Poles bite back over Russian fruit ban

Thousands take to eating apples in Twitter campaign

Poles have shown their support for local farmers by posting selfies of themselves eating  apples on Twitter

Poles have shown their support for local farmers by posting selfies of themselves eating apples on Twitter

 

An apple a day keeps the doctor away; a Polish apple a day keeps Vladimir Putin annoyed – and Polish farmers in business. That is the idea behind an unusual online protest in Poland, days after Russia announced a ban on Polish fruit and vegetable imports – including apples – for “sanitary reasons”.

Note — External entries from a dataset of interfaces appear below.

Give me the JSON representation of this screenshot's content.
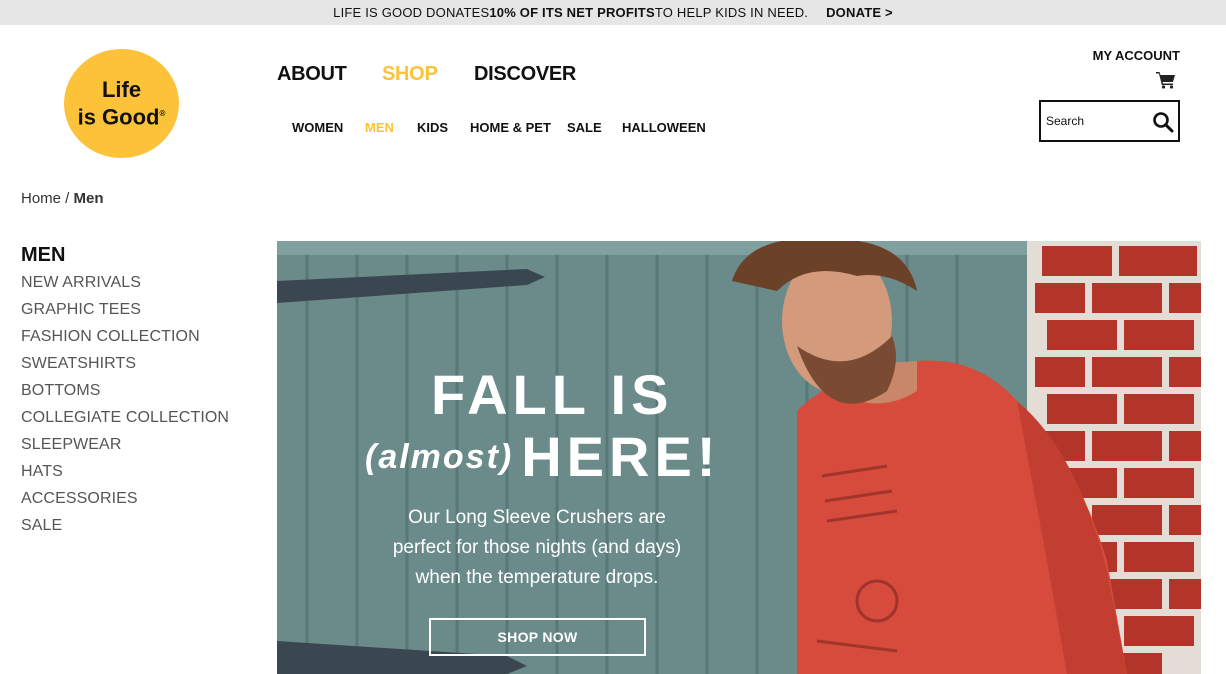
{
  "promo": {
    "text_start": "LIFE IS GOOD DONATES ",
    "text_bold": "10% OF ITS NET PROFITS",
    "text_end": " TO HELP KIDS IN NEED.",
    "donate_label": "DONATE >"
  },
  "logo": {
    "line1": "Life",
    "line2": "is Good",
    "mark": "®"
  },
  "primary_nav": {
    "about": "ABOUT",
    "shop": "SHOP",
    "discover": "DISCOVER"
  },
  "secondary_nav": {
    "items": [
      "WOMEN",
      "MEN",
      "KIDS",
      "HOME & PET",
      "SALE",
      "HALLOWEEN"
    ],
    "active": "MEN"
  },
  "account": {
    "label": "MY ACCOUNT",
    "cart_icon": "cart-icon"
  },
  "search": {
    "placeholder": "Search",
    "icon": "search-icon"
  },
  "breadcrumb": {
    "home": "Home",
    "separator": " / ",
    "current": "Men"
  },
  "sidebar": {
    "title": "MEN",
    "items": [
      "NEW ARRIVALS",
      "GRAPHIC TEES",
      "FASHION COLLECTION",
      "SWEATSHIRTS",
      "BOTTOMS",
      "COLLEGIATE COLLECTION",
      "SLEEPWEAR",
      "HATS",
      "ACCESSORIES",
      "SALE"
    ]
  },
  "hero": {
    "headline_line1": "FALL IS",
    "headline_almost": "(almost)",
    "headline_here": "HERE!",
    "body_line1": "Our Long Sleeve Crushers are",
    "body_line2": "perfect for those nights (and days)",
    "body_line3": "when the temperature drops.",
    "cta": "SHOP NOW"
  },
  "colors": {
    "brand_yellow": "#fcc33a",
    "promo_bg": "#e6e6e6",
    "text": "#111111",
    "sidebar_text": "#555555"
  }
}
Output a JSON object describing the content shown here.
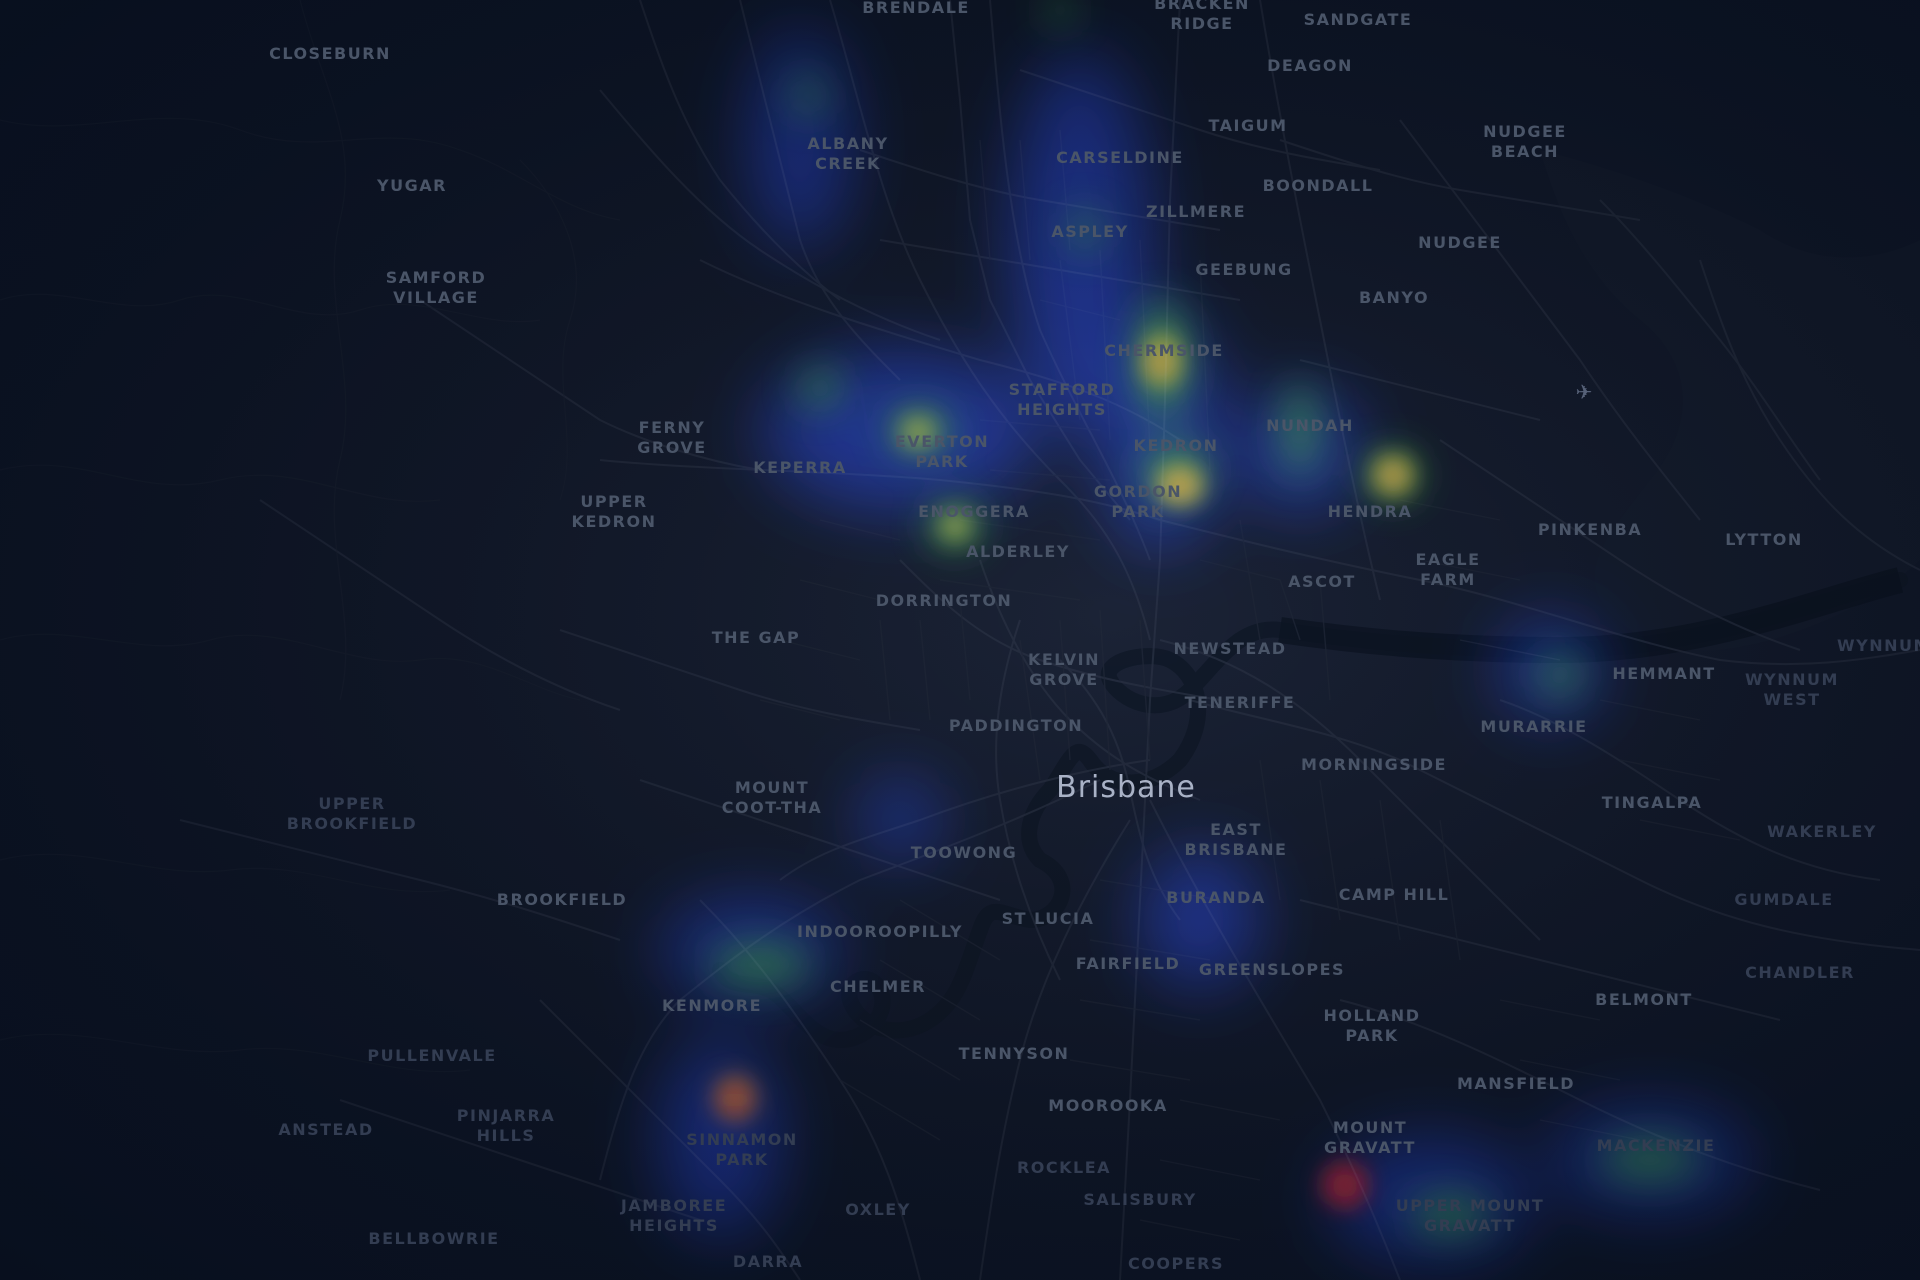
{
  "map": {
    "city": "Brisbane",
    "suburbs": [
      "BRENDALE",
      "BRACKEN\nRIDGE",
      "SANDGATE",
      "CLOSEBURN",
      "DEAGON",
      "TAIGUM",
      "ALBANY\nCREEK",
      "CARSELDINE",
      "NUDGEE\nBEACH",
      "YUGAR",
      "BOONDALL",
      "ZILLMERE",
      "ASPLEY",
      "NUDGEE",
      "SAMFORD\nVILLAGE",
      "GEEBUNG",
      "BANYO",
      "CHERMSIDE",
      "STAFFORD\nHEIGHTS",
      "NUNDAH",
      "FERNY\nGROVE",
      "EVERTON\nPARK",
      "KEDRON",
      "KEPERRA",
      "UPPER\nKEDRON",
      "GORDON\nPARK",
      "HENDRA",
      "ENOGGERA",
      "PINKENBA",
      "LYTTON",
      "ALDERLEY",
      "EAGLE\nFARM",
      "ASCOT",
      "DORRINGTON",
      "THE GAP",
      "NEWSTEAD",
      "WYNNUM",
      "KELVIN\nGROVE",
      "HEMMANT",
      "WYNNUM\nWEST",
      "TENERIFFE",
      "PADDINGTON",
      "MURARRIE",
      "MORNINGSIDE",
      "MOUNT\nCOOT-THA",
      "TINGALPA",
      "UPPER\nBROOKFIELD",
      "EAST\nBRISBANE",
      "WAKERLEY",
      "TOOWONG",
      "BURANDA",
      "CAMP HILL",
      "BROOKFIELD",
      "GUMDALE",
      "INDOOROOPILLY",
      "ST LUCIA",
      "FAIRFIELD",
      "GREENSLOPES",
      "CHANDLER",
      "CHELMER",
      "KENMORE",
      "BELMONT",
      "HOLLAND\nPARK",
      "PULLENVALE",
      "TENNYSON",
      "MANSFIELD",
      "MOOROOKA",
      "ANSTEAD",
      "PINJARRA\nHILLS",
      "SINNAMON\nPARK",
      "MOUNT\nGRAVATT",
      "ROCKLEA",
      "MACKENZIE",
      "JAMBOREE\nHEIGHTS",
      "SALISBURY",
      "UPPER MOUNT\nGRAVATT",
      "OXLEY",
      "BELLBOWRIE",
      "DARRA",
      "COOPERS"
    ],
    "airport_icon": "airplane-icon",
    "heatmap_legend_colors": [
      "#1f3cff",
      "#2f8f2f",
      "#c9c22a",
      "#d47a1c",
      "#c0141c"
    ]
  }
}
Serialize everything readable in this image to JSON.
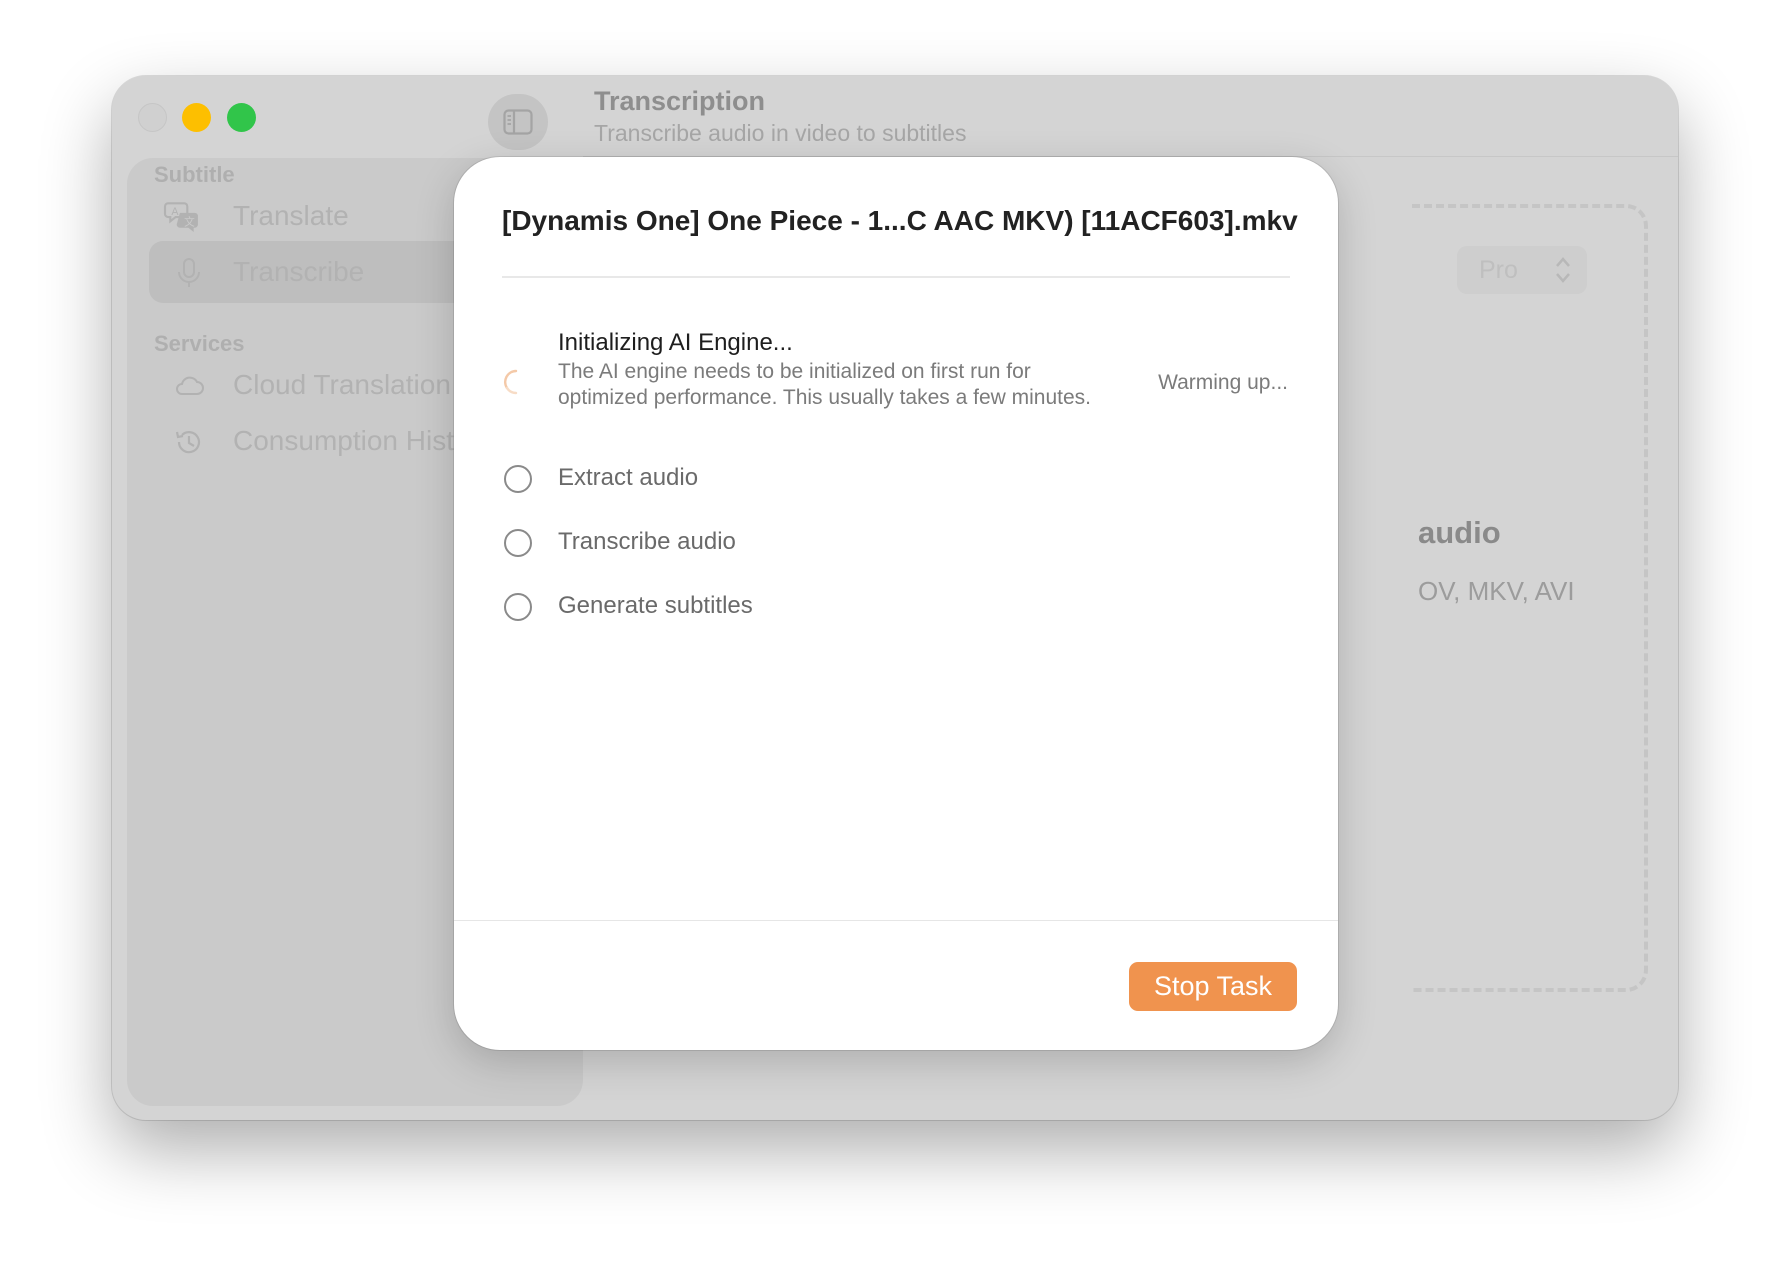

Poland’s agriculture minister Marek Sawicki has described the ban as “political repression”, a tit-for-tat response to EU sanctions against Russia over its involvement in the Ukraine crisis – a claim Moscow denies. Now thousands of Poles have shown their support for local farmers by posting selfies of themselves eating Polish apples on Twitter. Their hope: to take the bite out of the export ban. The campaign began when journalist Grzegorz Nawacki posted an image using the hashtag #jedzjablka, meaning “eat apples”.

Exported

The hashtag began trending with a Facebook page dedicated to the movement garnering more than 33,000 likes.

Poland is the world’s largest apple exporter, a market worth over €430 million, with more than half of that total going to Russia. Also hit by the ban is the country’s exports in pears, plums, cherries, apricots, peaches, nectarines and quinces. “The infringements of [sanitary] requirements quoted by the Russian party in relation to the temporary ban on Polish products did not occur,” said Poland’s agriculture ministry after the ban.

Mr Sawicki has called on the European Commission for compensation as a result of the ban, saying resulting losses could total euro €500 million.

Polish media have reported that Moscow may be preparing to ban beef and poultry imports from Poland following Russian claims that health officials had detected dangerous bacteria in Polish meat.

Food ban

Last year Russia banned imports of Ukrainian chocolate, seen as an attempt to pressure the country from signing an EU association agreement. The ban hit Ukrainian chocolate companies hard, particularly market leader Roshen, controlled by billionaire Petro Poroschenko.

A year on, Mr Poroschenko is now Ukrainian president. How do you like them apples?